}

Perhaps not the «coolest» of features, but when you need it, it is now available!

Hardening ExecutionContext.global

A common issue with ExecutionContext(.Implicits).global when used with blocking{} was that the number of extra threads was virtually unbounded, and this in combination with the potential of having nested blocking{}-calls triggering the spawning of multiple additional ForkJoinWorkerThreads meant that things could go horribly wrong—think OutOfMemoryError-wrong.

For that reason 3 things have been put in place:

  1. ExecutionContext(.Implicits).global now has a property to control the maximum number of threads concurrently existing as a result of managed blocking. The default is set to 256 Threads but can be changed by configuring the following System Property: scala.concurrent.context.maxExtraThreads This means that global will have at most scala.concurrent.context.maxThreads + scala.concurrent.context.maxExtraThreads concurrent Threads.

  2. We fixed so that nested blocking{}-blocks would not trigger subsequent extra thread creation.

  3. Thanks to Jessica Kerr we also improved the thread names for global. New format is: scala-execution-context-global-${Thread.getId}

Bonus: Refactors

I apologize in advance if this is «boring», but I feel like it is an important thing! Having transform and transformWith in Future (at last!). It meant that I was able to encode most other combinators directly on top of them.

That means that the scala.concurrent.Future trait does not create any Promise directly, which means that the implementor of Future is in full control over which implementation of Promise will be used.
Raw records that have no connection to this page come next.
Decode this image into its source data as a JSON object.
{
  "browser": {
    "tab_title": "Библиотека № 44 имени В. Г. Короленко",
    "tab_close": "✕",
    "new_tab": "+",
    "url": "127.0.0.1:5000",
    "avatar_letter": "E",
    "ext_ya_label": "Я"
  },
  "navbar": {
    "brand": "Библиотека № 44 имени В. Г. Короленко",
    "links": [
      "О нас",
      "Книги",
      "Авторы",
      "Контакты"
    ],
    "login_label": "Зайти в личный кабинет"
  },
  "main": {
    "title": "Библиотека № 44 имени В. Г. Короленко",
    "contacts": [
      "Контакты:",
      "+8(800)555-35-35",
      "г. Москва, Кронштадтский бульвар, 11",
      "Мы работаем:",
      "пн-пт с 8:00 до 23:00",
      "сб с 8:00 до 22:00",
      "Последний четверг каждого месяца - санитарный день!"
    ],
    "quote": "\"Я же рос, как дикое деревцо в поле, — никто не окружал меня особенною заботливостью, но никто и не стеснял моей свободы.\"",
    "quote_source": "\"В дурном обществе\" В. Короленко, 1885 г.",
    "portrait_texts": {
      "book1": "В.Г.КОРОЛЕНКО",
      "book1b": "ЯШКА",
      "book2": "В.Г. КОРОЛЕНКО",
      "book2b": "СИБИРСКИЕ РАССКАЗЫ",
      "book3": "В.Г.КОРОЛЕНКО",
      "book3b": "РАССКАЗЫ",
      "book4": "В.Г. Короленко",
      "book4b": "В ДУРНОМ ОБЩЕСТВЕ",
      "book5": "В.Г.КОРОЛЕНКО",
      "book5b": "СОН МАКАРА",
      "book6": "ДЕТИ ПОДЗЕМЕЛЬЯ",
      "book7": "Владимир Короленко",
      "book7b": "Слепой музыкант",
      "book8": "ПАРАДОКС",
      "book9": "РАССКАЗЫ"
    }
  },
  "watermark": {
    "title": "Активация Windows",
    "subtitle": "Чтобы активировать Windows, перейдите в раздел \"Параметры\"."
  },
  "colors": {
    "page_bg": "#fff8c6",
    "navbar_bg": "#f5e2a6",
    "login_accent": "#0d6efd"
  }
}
Bonus: Self Control

Nobody would try to complete a Promise with its own Future, right? Right?! :disappointed:

Soooo, self-checks were added in completeWith and tryCompleteWith to guard against cycles like:

val p = Promise[Foo]
p.completeWith(p.future) // OHNOES
//or
p.tryCompleteWith(p.future) // OOOOPS

So, now doing that is a no-op rather than waiting for a miracle to happen.

Click here for the next part in this blog series.

Cheers,